Talking to young cricketers, one gathers the impression that they are forced to play a certain type of game by their coaches, most of whom are not even qualified to coach. The mutual admiration society of parents and coaches formulates a strategy to promote the careers of their wards. Besides, they, as per their convenience, pick up certain points from the commentary on television. No matter what the state coach might say, these kids will go back to a person who is close to the decision-makers in his life.
This is where I feel the National Cricket Academy must step in. The present infrastructure can only take care of the top 20 players in each age group. Shouldn't there be a plan to guide and monitor the progress of the others?

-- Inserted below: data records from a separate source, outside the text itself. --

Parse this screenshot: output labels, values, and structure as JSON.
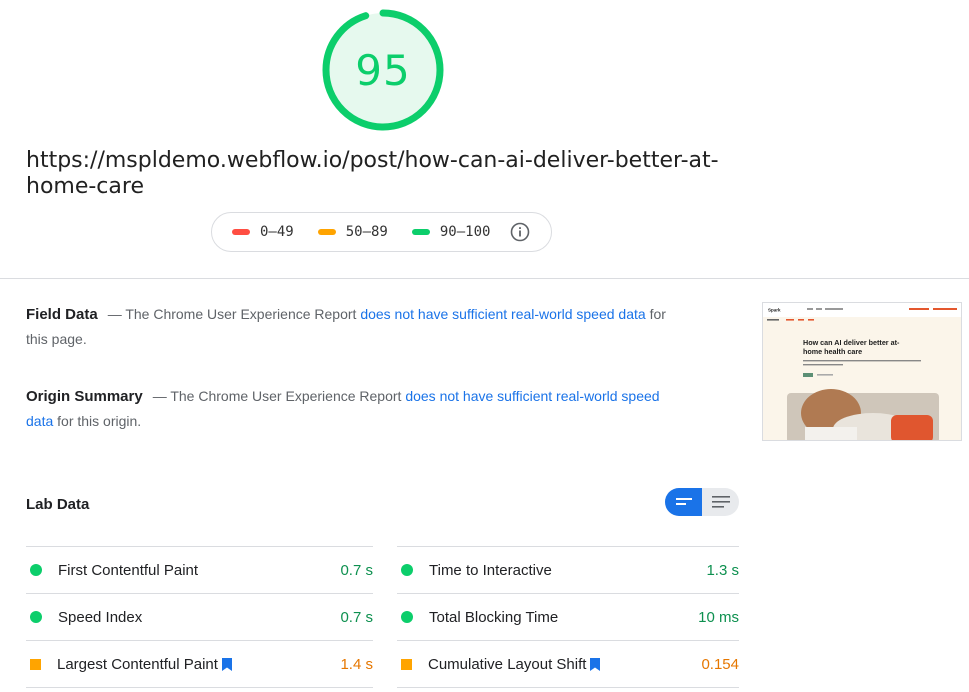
{
  "score": {
    "value": "95",
    "fraction": 0.95,
    "color": "#0cce6b",
    "ring_bg": "#e6f9ee"
  },
  "url": "https://mspldemo.webflow.io/post/how-can-ai-deliver-better-at-home-care",
  "legend": [
    {
      "label": "0–49",
      "color": "#ff4e42"
    },
    {
      "label": "50–89",
      "color": "#ffa400"
    },
    {
      "label": "90–100",
      "color": "#0cce6b"
    }
  ],
  "field_data": {
    "heading": "Field Data",
    "prefix": "— The Chrome User Experience Report ",
    "link": "does not have sufficient real-world speed data",
    "suffix": " for this page."
  },
  "origin_summary": {
    "heading": "Origin Summary",
    "prefix": "— The Chrome User Experience Report ",
    "link": "does not have sufficient real-world speed data",
    "suffix": " for this origin."
  },
  "thumbnail": {
    "logo": "Spark",
    "headline": "How can AI deliver better at-home health care"
  },
  "lab_data": {
    "title": "Lab Data",
    "left": [
      {
        "name": "First Contentful Paint",
        "value": "0.7 s",
        "status": "good"
      },
      {
        "name": "Speed Index",
        "value": "0.7 s",
        "status": "good"
      },
      {
        "name": "Largest Contentful Paint",
        "value": "1.4 s",
        "status": "avg",
        "bookmark": true
      }
    ],
    "right": [
      {
        "name": "Time to Interactive",
        "value": "1.3 s",
        "status": "good"
      },
      {
        "name": "Total Blocking Time",
        "value": "10 ms",
        "status": "good"
      },
      {
        "name": "Cumulative Layout Shift",
        "value": "0.154",
        "status": "avg",
        "bookmark": true
      }
    ]
  }
}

The ideal solution is to have an indoor cricket school in each of the five zones. These schools can cater to the demands of talented boys from those zones. A coaching link can be established between zonal indoor cricket school coaches and state coaches. And the boys trained at these zonal centres can be sent to the NCA in Bangalore.

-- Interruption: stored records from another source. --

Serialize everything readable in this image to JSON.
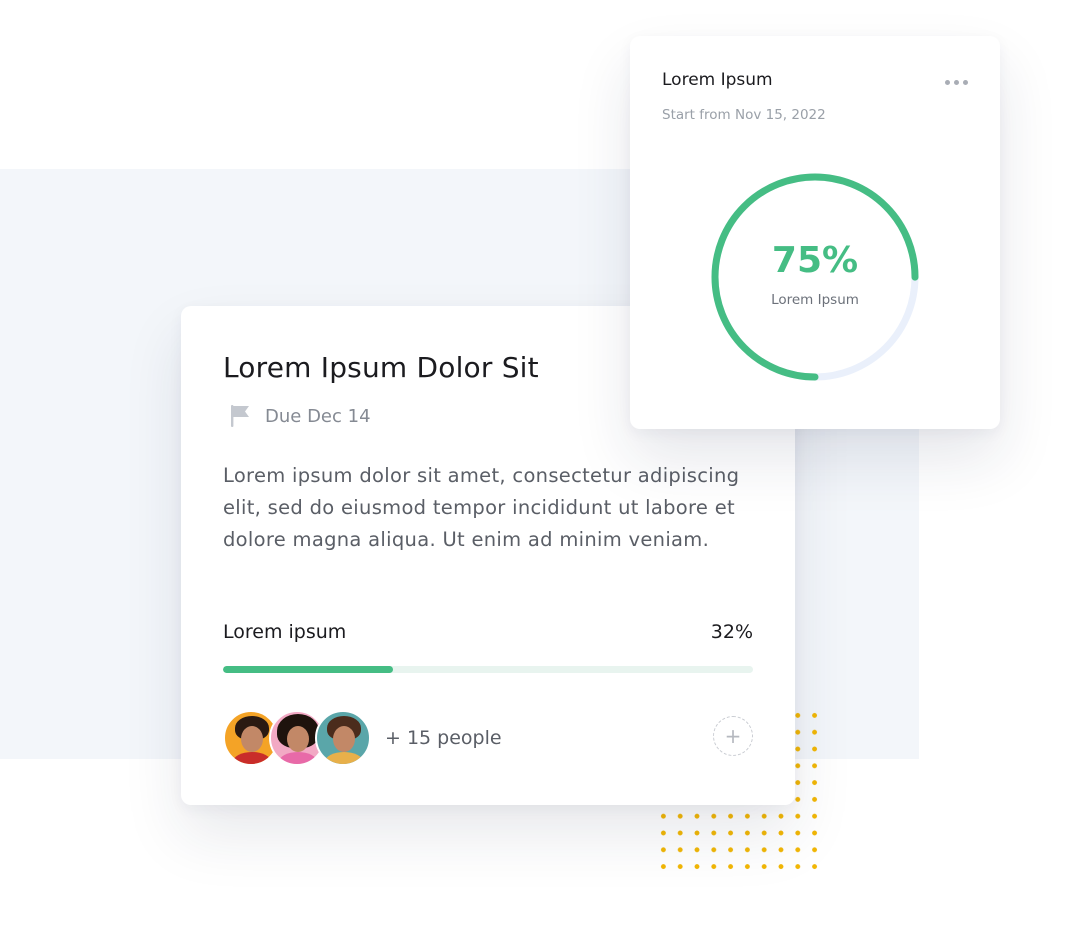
{
  "task_card": {
    "title": "Lorem Ipsum Dolor Sit",
    "due": "Due Dec 14",
    "description": "Lorem ipsum dolor sit amet, consectetur adipiscing elit, sed do eiusmod tempor incididunt ut labore et dolore magna aliqua. Ut enim ad minim veniam.",
    "progress": {
      "label": "Lorem ipsum",
      "percent_text": "32%",
      "value": 0.32
    },
    "people_text": "+ 15 people",
    "add_label": "+"
  },
  "stat_card": {
    "title": "Lorem Ipsum",
    "subtitle": "Start from Nov 15, 2022",
    "ring_value_text": "75%",
    "ring_label": "Lorem Ipsum",
    "ring_value": 0.75
  },
  "colors": {
    "accent_green": "#45bd84",
    "track_green": "#e8f4ef",
    "ring_track": "#eaf0fb",
    "dots_yellow": "#f2b705"
  },
  "icons": {
    "flag": "flag-icon",
    "menu": "more-horizontal-icon",
    "add": "plus-icon"
  }
}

This process will lead to uniformity of approach and the boys can get guidance throughout the year, which does not happen at present. Even the boys who are trained at the NCA for a month don't get adequate guidance for the remaining 11 months. Gradually, errors creep into their techniques and their talent gets corrupted and performances slide.
With so much of junior cricket played in India for the past three decades, the system has been unable to produce many good cricketers. Take fast bowlers for example. Except for Ajit Agarkar, who started out as a batsman until former England fast bowler Frank Tyson turned him into a bowler at the 1994 Cricket Club of India camp in Mumbai, none of the fast bowlers playing in junior tournaments has gone on to play for the country. Same is the case with spinners. Banning one-day tournaments is not going to solve this problem.
A conclave of coaches and captains at the junior level may reveal certain facts that can help the system produce better results. But the experts need to make presentations and recommendations based on facts.
Indian cricket needs experts, but not of the armchair variety. A few more meetings like the recent one and we will read more of bans than solutions.